§ **TASK GOAL**: If a line in the entries below includes "another", show that line.

§ **SOURCE MATERIAL**:
----------------

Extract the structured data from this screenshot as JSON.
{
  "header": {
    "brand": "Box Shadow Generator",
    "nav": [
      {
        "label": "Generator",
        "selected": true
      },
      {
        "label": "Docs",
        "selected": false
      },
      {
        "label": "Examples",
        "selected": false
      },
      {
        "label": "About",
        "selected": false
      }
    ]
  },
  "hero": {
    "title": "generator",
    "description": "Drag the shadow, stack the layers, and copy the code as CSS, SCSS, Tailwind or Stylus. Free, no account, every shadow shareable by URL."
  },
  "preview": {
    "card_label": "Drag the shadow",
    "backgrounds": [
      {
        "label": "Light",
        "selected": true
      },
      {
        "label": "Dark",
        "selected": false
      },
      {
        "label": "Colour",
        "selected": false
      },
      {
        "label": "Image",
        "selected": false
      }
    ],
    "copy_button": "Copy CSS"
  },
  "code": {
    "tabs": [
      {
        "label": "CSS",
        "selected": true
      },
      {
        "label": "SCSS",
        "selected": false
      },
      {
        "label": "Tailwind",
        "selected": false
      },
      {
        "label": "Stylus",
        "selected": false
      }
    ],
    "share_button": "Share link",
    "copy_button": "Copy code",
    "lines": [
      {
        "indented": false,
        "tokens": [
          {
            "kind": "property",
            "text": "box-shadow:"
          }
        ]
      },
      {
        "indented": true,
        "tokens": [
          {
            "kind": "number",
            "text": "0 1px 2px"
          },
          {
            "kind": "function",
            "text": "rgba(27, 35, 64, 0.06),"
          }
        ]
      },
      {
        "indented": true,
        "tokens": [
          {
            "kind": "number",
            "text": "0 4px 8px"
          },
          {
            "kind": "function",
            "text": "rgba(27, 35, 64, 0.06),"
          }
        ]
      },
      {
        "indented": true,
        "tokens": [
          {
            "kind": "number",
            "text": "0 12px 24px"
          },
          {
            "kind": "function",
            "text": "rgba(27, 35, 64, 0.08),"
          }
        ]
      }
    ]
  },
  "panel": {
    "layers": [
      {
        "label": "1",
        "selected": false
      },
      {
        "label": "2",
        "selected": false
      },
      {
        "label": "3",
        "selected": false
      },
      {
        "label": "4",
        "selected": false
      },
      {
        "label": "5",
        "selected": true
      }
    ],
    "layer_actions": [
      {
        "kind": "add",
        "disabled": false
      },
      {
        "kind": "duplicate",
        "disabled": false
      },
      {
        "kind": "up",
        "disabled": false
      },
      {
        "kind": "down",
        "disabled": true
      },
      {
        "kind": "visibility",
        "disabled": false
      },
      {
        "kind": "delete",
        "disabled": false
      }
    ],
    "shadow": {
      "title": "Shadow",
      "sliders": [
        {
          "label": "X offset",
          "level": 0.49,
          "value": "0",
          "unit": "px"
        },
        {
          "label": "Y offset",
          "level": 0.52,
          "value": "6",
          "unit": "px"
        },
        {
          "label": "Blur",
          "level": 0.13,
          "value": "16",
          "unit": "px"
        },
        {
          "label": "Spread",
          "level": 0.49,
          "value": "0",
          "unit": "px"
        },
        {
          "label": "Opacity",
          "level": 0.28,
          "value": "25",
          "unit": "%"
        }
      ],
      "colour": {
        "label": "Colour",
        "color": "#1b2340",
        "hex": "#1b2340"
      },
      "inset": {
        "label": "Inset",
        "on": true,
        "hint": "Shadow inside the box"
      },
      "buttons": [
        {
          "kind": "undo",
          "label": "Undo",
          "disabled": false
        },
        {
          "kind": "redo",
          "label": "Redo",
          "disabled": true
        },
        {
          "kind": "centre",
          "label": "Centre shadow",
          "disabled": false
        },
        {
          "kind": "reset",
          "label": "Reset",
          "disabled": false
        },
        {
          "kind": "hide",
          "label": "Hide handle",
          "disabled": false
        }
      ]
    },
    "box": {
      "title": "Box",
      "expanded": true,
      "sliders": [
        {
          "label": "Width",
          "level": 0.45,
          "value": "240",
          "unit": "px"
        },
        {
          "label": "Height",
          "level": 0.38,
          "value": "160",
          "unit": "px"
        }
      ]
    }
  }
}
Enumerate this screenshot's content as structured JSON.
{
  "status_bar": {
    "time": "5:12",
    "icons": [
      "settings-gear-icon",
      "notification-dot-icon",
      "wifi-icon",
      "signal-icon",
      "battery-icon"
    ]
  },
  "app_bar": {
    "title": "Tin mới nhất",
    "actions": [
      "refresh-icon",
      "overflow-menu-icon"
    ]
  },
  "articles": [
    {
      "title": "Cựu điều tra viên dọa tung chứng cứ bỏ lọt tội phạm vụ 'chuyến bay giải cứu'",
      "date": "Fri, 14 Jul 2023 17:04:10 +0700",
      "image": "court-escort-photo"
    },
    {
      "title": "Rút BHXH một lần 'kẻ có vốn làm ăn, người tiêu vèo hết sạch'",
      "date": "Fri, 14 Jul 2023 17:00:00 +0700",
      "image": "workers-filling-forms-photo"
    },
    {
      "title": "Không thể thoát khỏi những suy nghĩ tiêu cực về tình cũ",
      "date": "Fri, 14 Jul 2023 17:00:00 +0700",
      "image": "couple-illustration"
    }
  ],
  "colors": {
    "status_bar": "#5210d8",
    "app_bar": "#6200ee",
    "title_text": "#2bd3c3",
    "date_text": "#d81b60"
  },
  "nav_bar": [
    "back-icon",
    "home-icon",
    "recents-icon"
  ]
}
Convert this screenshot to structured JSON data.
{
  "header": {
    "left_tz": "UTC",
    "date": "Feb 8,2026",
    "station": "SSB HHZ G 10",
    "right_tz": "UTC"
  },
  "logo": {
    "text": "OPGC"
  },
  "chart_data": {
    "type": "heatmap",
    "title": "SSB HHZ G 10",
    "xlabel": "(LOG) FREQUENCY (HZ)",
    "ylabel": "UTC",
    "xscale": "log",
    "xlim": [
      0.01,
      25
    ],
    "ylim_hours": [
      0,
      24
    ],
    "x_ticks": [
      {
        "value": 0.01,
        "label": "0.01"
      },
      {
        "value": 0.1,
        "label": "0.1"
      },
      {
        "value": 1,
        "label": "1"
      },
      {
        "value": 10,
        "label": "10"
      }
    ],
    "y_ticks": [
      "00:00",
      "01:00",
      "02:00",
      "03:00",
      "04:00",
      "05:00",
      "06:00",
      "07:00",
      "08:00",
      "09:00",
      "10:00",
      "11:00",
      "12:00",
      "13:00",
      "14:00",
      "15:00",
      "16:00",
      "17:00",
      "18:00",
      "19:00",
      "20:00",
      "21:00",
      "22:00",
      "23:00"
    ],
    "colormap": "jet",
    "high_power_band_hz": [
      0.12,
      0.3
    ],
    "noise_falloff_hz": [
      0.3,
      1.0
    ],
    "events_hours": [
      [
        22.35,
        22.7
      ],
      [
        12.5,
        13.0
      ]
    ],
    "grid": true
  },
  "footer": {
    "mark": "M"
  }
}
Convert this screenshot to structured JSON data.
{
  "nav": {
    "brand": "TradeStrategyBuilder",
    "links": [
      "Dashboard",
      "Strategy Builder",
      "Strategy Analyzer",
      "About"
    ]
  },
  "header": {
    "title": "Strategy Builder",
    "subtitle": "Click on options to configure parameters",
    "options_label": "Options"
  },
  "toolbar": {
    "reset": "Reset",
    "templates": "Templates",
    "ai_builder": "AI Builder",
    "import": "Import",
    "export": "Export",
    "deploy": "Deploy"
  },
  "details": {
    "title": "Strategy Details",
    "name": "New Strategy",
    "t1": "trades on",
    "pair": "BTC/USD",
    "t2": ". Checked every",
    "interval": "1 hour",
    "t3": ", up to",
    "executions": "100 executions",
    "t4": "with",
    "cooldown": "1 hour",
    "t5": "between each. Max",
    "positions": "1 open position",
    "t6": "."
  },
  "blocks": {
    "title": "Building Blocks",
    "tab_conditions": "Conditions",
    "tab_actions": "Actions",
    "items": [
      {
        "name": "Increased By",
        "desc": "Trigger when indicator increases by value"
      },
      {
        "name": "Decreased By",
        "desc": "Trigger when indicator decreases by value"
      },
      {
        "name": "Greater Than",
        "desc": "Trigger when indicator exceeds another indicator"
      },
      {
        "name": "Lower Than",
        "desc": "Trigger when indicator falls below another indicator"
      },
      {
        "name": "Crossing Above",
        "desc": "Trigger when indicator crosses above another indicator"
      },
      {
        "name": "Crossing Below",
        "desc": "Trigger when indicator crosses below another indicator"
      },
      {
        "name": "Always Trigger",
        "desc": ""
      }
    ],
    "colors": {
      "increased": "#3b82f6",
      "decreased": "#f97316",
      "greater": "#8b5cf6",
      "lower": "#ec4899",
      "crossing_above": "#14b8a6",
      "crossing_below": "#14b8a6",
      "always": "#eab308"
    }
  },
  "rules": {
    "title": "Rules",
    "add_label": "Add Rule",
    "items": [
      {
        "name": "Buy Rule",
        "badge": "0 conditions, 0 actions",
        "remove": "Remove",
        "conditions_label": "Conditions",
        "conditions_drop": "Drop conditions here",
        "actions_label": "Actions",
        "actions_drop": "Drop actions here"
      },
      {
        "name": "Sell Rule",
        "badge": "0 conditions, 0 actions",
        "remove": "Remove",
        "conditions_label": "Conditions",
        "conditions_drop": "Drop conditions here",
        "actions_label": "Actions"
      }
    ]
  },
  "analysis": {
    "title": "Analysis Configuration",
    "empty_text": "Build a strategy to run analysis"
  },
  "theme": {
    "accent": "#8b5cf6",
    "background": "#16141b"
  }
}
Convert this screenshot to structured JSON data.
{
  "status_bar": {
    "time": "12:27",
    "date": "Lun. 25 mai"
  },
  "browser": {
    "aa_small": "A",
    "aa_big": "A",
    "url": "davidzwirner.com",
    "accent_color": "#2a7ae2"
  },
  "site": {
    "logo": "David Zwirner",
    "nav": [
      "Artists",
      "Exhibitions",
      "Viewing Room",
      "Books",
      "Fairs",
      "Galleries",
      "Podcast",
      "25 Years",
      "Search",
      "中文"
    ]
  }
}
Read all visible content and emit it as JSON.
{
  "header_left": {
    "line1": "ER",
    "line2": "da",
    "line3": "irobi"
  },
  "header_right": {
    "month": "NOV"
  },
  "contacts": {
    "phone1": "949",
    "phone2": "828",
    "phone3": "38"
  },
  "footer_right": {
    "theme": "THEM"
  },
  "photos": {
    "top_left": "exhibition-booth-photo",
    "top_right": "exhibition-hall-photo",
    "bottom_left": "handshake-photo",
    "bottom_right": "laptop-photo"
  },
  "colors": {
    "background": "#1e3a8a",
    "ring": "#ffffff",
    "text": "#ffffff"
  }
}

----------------

§ **EXERCISE RESPONSE**:
        "desc": "Trigger when indicator exceeds another indicator"
        "desc": "Trigger when indicator falls below another indicator"
        "desc": "Trigger when indicator crosses above another indicator"
        "desc": "Trigger when indicator crosses below another indicator"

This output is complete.